The little Spaniard was everywhere at the Etihad, combining relentless running with cagey creativity as Arsene Wenger collected his first win against a top team in… ages, it felt like. And he has Santi Cazorla to thank for it.
Cazorla started centrally as part of a midfield three with Alexis Sanchez and Alex Oxlade-Chamberlain, and boy did he run the show. Evading the Fernandbros constantly, Cazorla was excellent in stifling the City attack as well, pressing and dispossessing Manuel Pelligrini’s attackers seemingly at will. He put Arsenal on the scoresheet, scoring the first goal and assisting French forward/model Olivier Giroud’s second.
He also did a little dance.
When Santi Cazorla is playing like he’s currently playing, an argument could be made that he is Arsenal’s best midfielder, and while I won’t be the one making it, I will posit that Santi IS their most versatile.
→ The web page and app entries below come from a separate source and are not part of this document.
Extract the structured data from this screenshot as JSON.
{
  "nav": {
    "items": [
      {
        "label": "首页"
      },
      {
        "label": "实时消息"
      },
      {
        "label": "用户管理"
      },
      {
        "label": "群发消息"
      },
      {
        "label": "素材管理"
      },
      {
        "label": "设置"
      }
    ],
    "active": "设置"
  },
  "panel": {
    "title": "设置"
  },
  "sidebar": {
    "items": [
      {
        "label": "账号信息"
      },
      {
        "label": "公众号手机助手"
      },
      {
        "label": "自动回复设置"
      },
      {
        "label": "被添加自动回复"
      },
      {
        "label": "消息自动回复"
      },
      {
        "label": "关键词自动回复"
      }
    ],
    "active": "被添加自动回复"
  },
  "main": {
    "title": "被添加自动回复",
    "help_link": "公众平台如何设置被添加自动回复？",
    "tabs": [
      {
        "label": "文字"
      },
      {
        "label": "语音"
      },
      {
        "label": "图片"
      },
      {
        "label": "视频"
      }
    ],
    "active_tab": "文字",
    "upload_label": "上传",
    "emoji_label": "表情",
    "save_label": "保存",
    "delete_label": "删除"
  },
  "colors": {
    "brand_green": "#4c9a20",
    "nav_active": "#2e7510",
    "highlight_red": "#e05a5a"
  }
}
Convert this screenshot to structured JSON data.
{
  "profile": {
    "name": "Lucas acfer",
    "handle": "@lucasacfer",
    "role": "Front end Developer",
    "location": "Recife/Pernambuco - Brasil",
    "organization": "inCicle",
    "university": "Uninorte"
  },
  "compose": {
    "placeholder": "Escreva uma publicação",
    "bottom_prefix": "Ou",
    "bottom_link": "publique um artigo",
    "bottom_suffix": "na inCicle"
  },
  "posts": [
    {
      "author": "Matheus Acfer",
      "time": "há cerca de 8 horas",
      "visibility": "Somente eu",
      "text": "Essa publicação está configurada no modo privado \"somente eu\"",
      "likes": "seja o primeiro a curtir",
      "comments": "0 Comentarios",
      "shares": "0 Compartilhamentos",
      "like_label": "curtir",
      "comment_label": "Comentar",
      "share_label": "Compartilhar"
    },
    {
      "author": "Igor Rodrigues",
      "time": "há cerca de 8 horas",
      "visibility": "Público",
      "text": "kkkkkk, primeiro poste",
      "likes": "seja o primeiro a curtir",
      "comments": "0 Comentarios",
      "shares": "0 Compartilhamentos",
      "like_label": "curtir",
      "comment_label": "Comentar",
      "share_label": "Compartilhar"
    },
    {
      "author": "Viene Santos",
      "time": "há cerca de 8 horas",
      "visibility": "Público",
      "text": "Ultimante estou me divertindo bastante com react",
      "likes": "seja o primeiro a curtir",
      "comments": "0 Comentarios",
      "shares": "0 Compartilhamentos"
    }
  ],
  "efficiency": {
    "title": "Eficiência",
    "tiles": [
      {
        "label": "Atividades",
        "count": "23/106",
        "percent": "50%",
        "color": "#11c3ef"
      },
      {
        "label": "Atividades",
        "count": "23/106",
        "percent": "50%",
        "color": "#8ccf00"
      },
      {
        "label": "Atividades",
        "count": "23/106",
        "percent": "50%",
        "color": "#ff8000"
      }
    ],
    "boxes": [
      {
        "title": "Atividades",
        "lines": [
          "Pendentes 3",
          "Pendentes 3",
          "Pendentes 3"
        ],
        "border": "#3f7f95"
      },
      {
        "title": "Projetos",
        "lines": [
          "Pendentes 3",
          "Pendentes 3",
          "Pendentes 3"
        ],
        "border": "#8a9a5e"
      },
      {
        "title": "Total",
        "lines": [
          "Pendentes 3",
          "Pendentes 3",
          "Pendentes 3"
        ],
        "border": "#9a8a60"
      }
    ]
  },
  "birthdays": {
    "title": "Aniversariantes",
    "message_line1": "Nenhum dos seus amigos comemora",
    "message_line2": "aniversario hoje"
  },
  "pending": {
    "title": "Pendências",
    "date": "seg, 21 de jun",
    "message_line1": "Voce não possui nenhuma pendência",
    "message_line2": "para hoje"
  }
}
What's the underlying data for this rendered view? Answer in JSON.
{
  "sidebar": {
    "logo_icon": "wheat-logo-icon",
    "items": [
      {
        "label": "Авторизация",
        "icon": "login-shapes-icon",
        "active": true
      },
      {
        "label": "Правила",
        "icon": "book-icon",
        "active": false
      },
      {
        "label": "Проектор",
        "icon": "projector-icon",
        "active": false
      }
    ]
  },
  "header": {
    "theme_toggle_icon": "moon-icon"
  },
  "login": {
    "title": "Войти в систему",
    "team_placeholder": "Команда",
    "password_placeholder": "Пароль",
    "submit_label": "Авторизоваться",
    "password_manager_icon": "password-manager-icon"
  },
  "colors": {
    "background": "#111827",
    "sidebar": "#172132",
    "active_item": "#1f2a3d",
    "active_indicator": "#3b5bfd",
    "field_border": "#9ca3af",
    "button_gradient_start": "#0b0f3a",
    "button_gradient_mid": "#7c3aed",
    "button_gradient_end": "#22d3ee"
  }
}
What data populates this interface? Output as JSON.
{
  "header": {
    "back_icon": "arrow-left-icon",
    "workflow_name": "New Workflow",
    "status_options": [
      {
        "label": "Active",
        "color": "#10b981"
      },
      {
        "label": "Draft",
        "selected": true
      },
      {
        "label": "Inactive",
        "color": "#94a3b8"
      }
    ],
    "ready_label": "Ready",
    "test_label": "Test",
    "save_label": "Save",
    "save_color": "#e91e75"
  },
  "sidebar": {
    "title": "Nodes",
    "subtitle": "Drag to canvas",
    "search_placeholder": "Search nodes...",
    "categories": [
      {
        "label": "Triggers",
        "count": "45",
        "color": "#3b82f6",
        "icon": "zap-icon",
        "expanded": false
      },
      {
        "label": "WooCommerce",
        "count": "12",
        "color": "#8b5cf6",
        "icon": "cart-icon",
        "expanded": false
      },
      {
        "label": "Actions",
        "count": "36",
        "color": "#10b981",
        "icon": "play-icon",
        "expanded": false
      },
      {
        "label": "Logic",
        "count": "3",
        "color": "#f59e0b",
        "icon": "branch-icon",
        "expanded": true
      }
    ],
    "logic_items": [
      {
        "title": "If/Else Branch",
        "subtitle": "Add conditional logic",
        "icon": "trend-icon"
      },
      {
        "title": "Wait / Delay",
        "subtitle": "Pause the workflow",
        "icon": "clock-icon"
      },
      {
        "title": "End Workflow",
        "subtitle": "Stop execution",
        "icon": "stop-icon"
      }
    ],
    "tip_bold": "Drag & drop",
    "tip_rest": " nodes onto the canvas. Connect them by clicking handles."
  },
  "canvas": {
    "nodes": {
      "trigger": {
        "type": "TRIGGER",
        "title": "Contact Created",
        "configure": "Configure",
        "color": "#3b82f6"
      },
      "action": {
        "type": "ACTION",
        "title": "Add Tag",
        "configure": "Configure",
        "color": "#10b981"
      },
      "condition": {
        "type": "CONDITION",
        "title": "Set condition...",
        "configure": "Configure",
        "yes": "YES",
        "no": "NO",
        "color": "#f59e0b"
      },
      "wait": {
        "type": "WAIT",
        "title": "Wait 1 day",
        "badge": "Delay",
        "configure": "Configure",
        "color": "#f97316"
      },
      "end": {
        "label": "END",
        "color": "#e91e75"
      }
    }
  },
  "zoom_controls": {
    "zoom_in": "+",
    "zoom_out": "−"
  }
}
There’s just one problem, apparently. Santi Cazorla, Arsenal’s most versatile midfielder, is at his best when playing in the center, a trait he shares with Arsenal’s most talented midfielder, German playmaker Mesut Ozil.
Ozil has been at the club for eighteen months, missing four due to injury. In those eighteen months, he has gone from savior to surplus to requirements.
Time and again, Mesut has had to change his game and position so that Arsene Wenger can accommodate other midfielders. Sometimes, they make no sense, such as earlier in the season when Wenger shifted Ozil to the wing so that future England captain Jack Wilshire can play in the number 10 role. Shockingly, that didn’t work out so well.
This time, however, there appears to be a genuine problem: Cazorla’s spike in form has come at the expense of the German international. Playing in Ozil’s best, and quite possibly only, position on the field, he has been a crucial cog for Arsene Wenger.
So once again, Arsenal’s surplus of attacking players leaves them in a bind (imagine if they had also brought in Cesc Fabregas…). Once again, Wenger’s attempts to create a footballing utopia leaves him with an embarrassment of riches (and possibly a waste of £42.5 million).
Does it, though?
Another thing that the Arsenal performance on Sunday highlighted is that Arsenal are possibly better when they play the way they played against Manchester City. In that performance, Arsenal ceded possession to Manchester City and attempted to hit the Citizens on the counter. And it worked!
Incidentally, it is that system that Mesut Ozil thrives in.
A system of quick, counter-attacking football, the kind of system Wenger previously scoffed at, is precisely the system that would take full advantage of the talent he has at his disposal.
A team built around the speed of Alexis Sanchez, the hold up play of Olivier Giroud, the versatility of Santi Cazorla and the vision of Mesut Ozil is probably a better team than one that plays Wengerball.
Arsenal are usually touted as the Barcelona of the EPL. Maybe they’re better off as Real Madrid.